I know why the Caged Bird Sings

I know why the Caged Bird Sings

   I know why the caged bird sings, ah me,

                                          When his wing is bruised and his bosom sore,

                                          When he beats the bars and would be free;

                                          It is not a carol of joy or glee,

                                     But a prayer that he sends from his heart’s deep core

                                          But a plea, that upward to Heaven he flings –

                                          I know why the caged bird sings

                                          Paul Dunbar Sympathy

I think that I may have related to you the astonishing experience of listening to one of America’s most famous woman speak last month (see the entry on 28th of March A Tender Heart ) – so it wasn’t an accident that I could not resist buying her first and probably most famous autobiographical book – despite my aspiration to travel lightly!  It lived up to expectations – a disturbingly rich text.

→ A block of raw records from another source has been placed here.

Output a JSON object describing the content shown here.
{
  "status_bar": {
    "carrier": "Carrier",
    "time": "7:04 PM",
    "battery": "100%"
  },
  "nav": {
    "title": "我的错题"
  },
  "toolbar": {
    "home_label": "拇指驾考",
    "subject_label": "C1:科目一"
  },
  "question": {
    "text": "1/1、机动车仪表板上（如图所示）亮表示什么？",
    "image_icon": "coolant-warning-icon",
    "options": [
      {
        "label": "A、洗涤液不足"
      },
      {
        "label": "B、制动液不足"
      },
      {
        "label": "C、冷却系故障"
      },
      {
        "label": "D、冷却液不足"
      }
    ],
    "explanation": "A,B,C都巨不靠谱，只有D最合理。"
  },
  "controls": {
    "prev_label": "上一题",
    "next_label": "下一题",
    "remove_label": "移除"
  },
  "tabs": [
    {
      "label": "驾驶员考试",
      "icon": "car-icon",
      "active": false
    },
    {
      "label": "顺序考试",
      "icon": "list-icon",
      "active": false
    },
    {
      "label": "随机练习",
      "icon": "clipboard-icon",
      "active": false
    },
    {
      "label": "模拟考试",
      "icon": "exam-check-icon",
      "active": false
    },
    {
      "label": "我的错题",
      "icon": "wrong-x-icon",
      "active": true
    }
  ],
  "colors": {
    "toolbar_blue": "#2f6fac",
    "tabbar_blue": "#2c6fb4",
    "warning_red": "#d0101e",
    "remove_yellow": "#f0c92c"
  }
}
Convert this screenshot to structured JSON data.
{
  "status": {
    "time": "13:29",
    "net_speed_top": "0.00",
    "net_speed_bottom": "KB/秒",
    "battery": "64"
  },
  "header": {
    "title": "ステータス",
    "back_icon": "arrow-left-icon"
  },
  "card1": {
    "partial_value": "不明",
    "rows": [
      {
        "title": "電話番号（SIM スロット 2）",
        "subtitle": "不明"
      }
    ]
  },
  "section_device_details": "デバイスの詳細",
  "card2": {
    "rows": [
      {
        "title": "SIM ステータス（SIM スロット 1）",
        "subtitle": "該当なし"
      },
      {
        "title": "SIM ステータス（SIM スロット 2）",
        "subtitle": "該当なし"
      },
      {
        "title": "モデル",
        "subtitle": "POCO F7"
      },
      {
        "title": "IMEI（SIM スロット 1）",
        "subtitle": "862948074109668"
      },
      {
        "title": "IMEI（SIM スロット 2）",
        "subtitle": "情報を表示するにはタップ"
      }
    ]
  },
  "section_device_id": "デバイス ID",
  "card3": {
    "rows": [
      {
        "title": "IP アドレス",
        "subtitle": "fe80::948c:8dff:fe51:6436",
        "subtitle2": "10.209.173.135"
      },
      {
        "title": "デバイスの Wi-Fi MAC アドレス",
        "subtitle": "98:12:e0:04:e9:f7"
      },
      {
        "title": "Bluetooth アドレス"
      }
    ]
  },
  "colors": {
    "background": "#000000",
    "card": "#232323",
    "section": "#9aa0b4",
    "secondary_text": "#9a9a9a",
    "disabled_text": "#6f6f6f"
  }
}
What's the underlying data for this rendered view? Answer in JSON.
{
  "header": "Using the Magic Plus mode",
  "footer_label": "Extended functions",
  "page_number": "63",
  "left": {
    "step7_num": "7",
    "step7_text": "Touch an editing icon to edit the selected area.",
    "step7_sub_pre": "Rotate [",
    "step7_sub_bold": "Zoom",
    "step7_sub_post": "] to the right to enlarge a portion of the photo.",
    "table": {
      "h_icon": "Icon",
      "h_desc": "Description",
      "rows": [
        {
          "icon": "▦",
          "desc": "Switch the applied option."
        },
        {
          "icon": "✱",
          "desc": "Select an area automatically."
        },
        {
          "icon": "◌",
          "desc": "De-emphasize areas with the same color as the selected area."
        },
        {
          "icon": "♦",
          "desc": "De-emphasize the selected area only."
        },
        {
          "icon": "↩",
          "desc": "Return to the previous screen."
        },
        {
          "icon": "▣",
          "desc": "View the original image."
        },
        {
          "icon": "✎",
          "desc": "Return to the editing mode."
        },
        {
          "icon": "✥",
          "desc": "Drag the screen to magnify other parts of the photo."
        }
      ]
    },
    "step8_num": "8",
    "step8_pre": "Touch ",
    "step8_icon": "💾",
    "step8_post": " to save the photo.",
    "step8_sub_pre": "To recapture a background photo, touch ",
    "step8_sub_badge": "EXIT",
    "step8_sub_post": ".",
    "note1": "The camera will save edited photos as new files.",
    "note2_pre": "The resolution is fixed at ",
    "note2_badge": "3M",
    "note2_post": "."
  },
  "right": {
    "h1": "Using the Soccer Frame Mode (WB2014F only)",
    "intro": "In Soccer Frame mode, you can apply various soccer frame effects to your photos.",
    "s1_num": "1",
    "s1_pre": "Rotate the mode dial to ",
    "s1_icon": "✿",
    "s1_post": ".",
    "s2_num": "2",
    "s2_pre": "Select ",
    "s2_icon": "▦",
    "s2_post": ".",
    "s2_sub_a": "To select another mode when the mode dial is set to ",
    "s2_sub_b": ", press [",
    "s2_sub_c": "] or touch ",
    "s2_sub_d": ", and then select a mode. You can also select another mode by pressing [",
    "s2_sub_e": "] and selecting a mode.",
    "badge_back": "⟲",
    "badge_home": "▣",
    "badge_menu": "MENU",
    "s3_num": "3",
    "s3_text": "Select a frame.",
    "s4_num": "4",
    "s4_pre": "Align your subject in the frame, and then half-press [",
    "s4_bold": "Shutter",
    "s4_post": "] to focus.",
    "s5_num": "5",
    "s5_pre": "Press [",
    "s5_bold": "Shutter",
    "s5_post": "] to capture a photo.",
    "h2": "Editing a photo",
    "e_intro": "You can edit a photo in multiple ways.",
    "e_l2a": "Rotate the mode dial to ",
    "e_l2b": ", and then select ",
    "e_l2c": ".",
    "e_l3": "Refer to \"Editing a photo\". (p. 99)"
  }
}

It recounts the authors childhood in all its deprivations and delights. There is power in the detail of how her days were spent with her brother, in the yard and at school. No black woman writing about life in America can do so without dealing with hangling the themes of racism and sexism. This was a world of segregation where the white man really did think (and still does?) that some people are better than others simply because of their colour.

The sheer force and beauty of her character enabled her to overcome the worst nightmares of a young girl and impart strength and wisdom. Some wisdom can only ever come from suffering that we can hardly bear to imagine. And some of that pain we inflict on others through our dehumanising attitudes.

Set in Stamps, Arkansas, Maya and her brother are sent to live with their grandparents who run a small shop. In this setting the child grows up amidst the horror if prejudice and hatred. The cage that others seek to imprison her and other black people in does not prevent the music and song from emerging that celebrate the wonder of life and love and family. Here is life amidst death – light shining through the darkness of human nature. After reading it I am not surprised to discover that the book (first published in 1969) has become a classic. There are many lesson to be learnt about how we live our lives and what we do with our children. For a man reading the story I am acutely aware of how differently woman experience life. I am also reminded of how precious children are and how they need our love and protection – our lives are so shaped by our childhood experiences.

An uncomfortable and illuminating book.

Leave a Reply

Your email address will not be published. Required fields are marked *